Rep. John Lewis' Family Act of 2011 Helps Families Facing Pain of Infertility
Washington, DC-Today Rep. John Lewis (D-GA) introduced legislation in the U.S. House of Representatives that would establish a tax credit to improve access to medical treatment for infertility, a problem affecting millions of Americans. The Family Act of 2011 (HR 3522) is the first tax credit introduced in Congress to support those seeking to build a family through medical treatment for infertility. This important legislation offers a maximum lifetime tax credit of $13,360 to families who want children but must build their families through in vitro fertilization (IVF).
Cost is one of the biggest barriers infertile families face when they confront IVF as an option. The treatments are expensive and are typically paid for out-of-pocket without the support of health insurance. Most health plans will not pay for the treatments. The American Society of Reproductive Medicine (ASRM) has calculated the average price of one in vitro fertilization (IVF) cycle in the U.S. to be $12,400. Only 15 states have passed laws requiring that insurance policies cover or offer to cover some level of infertility treatment.
The tax credit maximum is a lifetime cap, and it does not include expenses already covered by an individual's insurance plan or already claimed within a schedule of itemized deductions for healthcare expenses in a tax year. The amount of the credit diminishes incrementally for families with annual incomes over $182,500 and reduces to zero for families with incomes exceeding $222,520.
"Infertility is far more common than people believe. In fact there are nearly 200,000 people diagnosed with infertility in Georgia alone," said Representative Lewis. "For too many of those people the cost of treatment will silence their dreams of having children forever. Insurance coverage is rare, so what should be a personal, intimate decision between couples is reduced to a financial calculation. Without this credit, access to all the advances of modern medicine and the ability to bear children, despite physical impediments, becomes, for average Americans, a luxury defined by the size of their wallets or the digits in their zip code. That's not right, not fair or just. I believe that access to decent health care should be a fundamental right, not a privilege."

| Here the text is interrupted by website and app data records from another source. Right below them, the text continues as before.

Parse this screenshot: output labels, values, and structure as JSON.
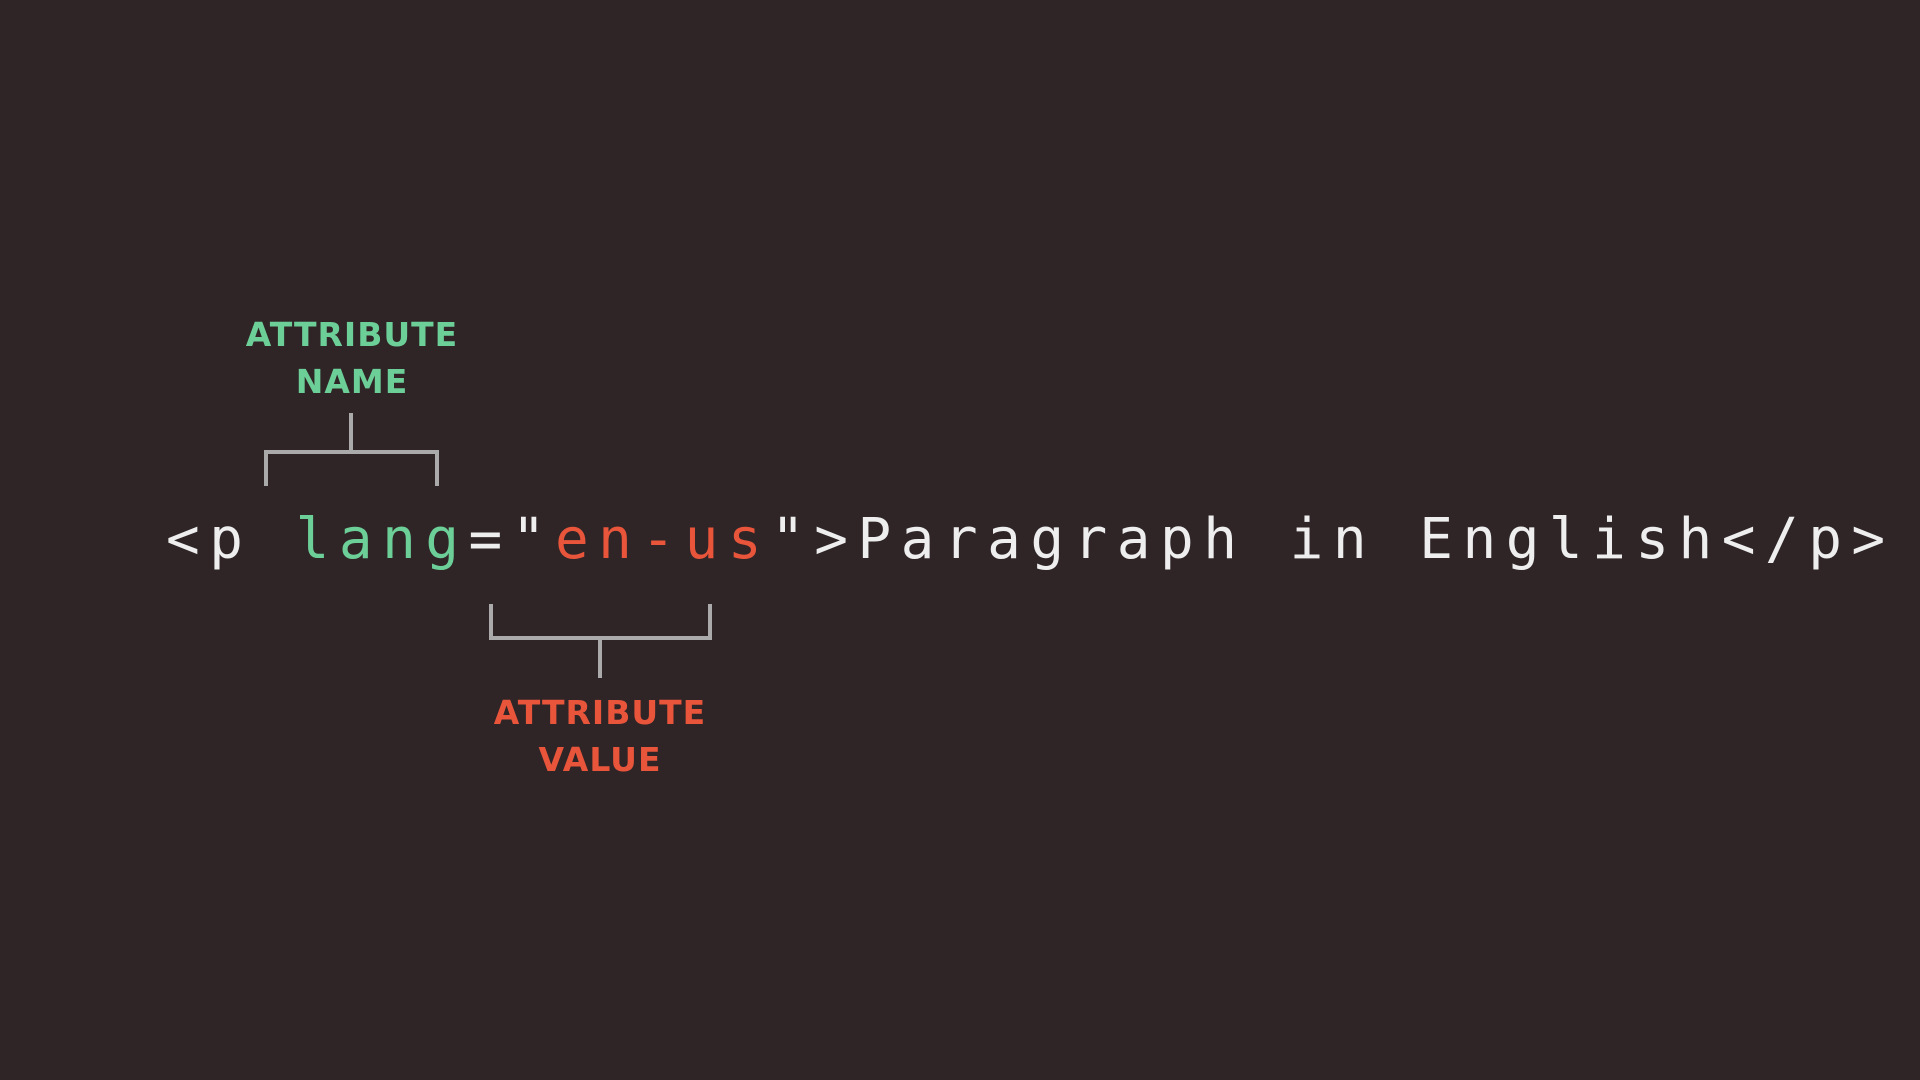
{
  "attribute_name_label": {
    "line1": "ATTRIBUTE",
    "line2": "NAME"
  },
  "attribute_value_label": {
    "line1": "ATTRIBUTE",
    "line2": "VALUE"
  },
  "code": {
    "open_tag_start": "<p ",
    "attr_name": "lang",
    "equals_quote": "=\"",
    "attr_value": "en-us",
    "quote_close": "\">",
    "content": "Paragraph in English",
    "close_tag": "</p>"
  },
  "colors": {
    "background": "#2f2527",
    "attribute_name": "#6dcf98",
    "attribute_value": "#e9553b",
    "code_text": "#eeeeee",
    "bracket_lines": "#aaaaaa"
  }
}
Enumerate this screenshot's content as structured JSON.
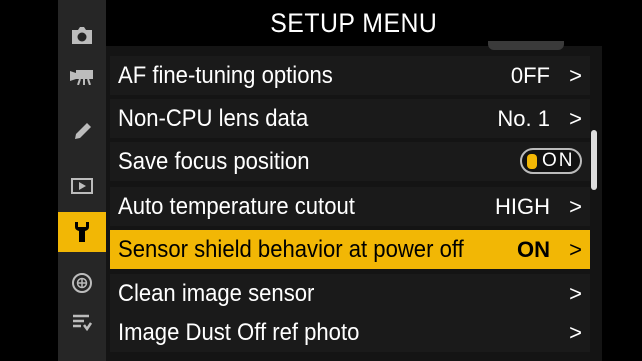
{
  "header": {
    "title": "SETUP MENU"
  },
  "sidebar": {
    "icons": [
      "camera-icon",
      "movie-camera-icon",
      "pencil-icon",
      "playback-icon",
      "wrench-icon",
      "network-icon",
      "my-menu-icon"
    ],
    "active_index": 4
  },
  "menu": {
    "items": [
      {
        "label": "AF fine-tuning options",
        "value": "0FF",
        "chevron": ">"
      },
      {
        "label": "Non-CPU lens data",
        "value": "No. 1",
        "chevron": ">"
      },
      {
        "label": "Save focus position",
        "toggle_text": "ON"
      },
      {
        "label": "Auto temperature cutout",
        "value": "HIGH",
        "chevron": ">"
      },
      {
        "label": "Sensor shield behavior at power off",
        "value": "ON",
        "chevron": ">",
        "selected": true
      },
      {
        "label": "Clean image sensor",
        "value": "",
        "chevron": ">"
      },
      {
        "label": "Image Dust Off ref photo",
        "value": "",
        "chevron": ">"
      }
    ]
  },
  "colors": {
    "accent": "#f2b705",
    "background": "#141414",
    "row": "#1a1a1a",
    "sidebar": "#262626"
  }
}
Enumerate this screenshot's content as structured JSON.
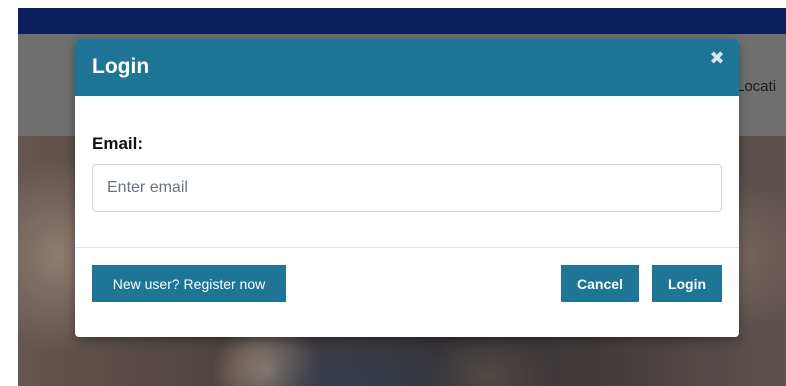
{
  "background": {
    "nav_partial_item": "Locati"
  },
  "modal": {
    "title": "Login",
    "close_icon": "close-icon",
    "close_glyph": "✖",
    "email_label": "Email:",
    "email_value": "",
    "email_placeholder": "Enter email",
    "register_label": "New user? Register now",
    "cancel_label": "Cancel",
    "login_label": "Login"
  },
  "colors": {
    "topbar": "#0a1f5c",
    "modal_header": "#1e7595",
    "primary_button": "#1e7595"
  }
}
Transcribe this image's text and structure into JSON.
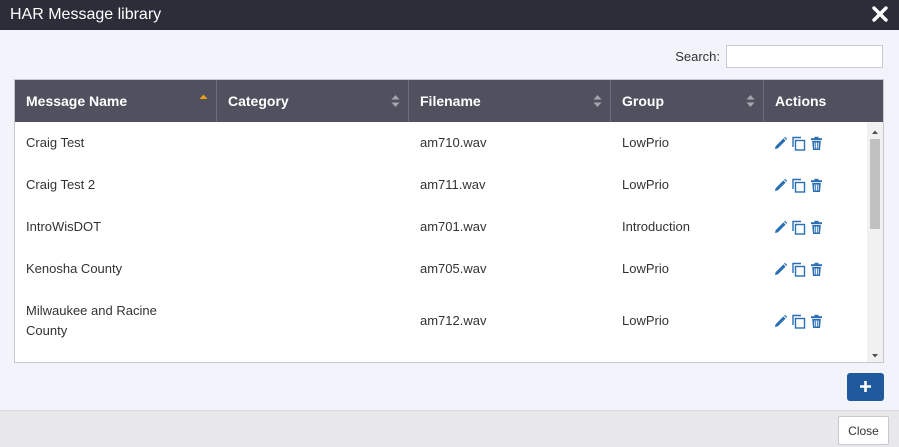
{
  "dialog": {
    "title": "HAR Message library"
  },
  "search": {
    "label": "Search:",
    "value": "",
    "placeholder": ""
  },
  "table": {
    "columns": [
      {
        "label": "Message Name",
        "sort": "asc"
      },
      {
        "label": "Category",
        "sort": "none"
      },
      {
        "label": "Filename",
        "sort": "none"
      },
      {
        "label": "Group",
        "sort": "none"
      },
      {
        "label": "Actions",
        "sort": null
      }
    ],
    "rows": [
      {
        "name": "Craig Test",
        "category": "",
        "filename": "am710.wav",
        "group": "LowPrio"
      },
      {
        "name": "Craig Test 2",
        "category": "",
        "filename": "am711.wav",
        "group": "LowPrio"
      },
      {
        "name": "IntroWisDOT",
        "category": "",
        "filename": "am701.wav",
        "group": "Introduction"
      },
      {
        "name": "Kenosha County",
        "category": "",
        "filename": "am705.wav",
        "group": "LowPrio"
      },
      {
        "name": "Milwaukee and Racine County",
        "category": "",
        "filename": "am712.wav",
        "group": "LowPrio"
      }
    ],
    "row_actions": [
      "edit-icon",
      "copy-icon",
      "delete-icon"
    ]
  },
  "buttons": {
    "add_icon": "plus-icon",
    "close_label": "Close"
  },
  "colors": {
    "title_bar": "#2b2d38",
    "table_header": "#4f525e",
    "sort_active": "#f39c12",
    "action_icons": "#2a6fb3",
    "primary_button": "#1e5a9c"
  }
}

The FAMILY Act of 2011 is supported by the American Cancer Society Cancer Action Network, the American Society of Reproductive Medicine, the Leukemia and Lymphoma Society, LIVESTRONG and RESOLVE, the National Infertility Association. The Senate companion to this bill was introduced by Sen. Kirsten Gillibrand (D-NY) earlier this year.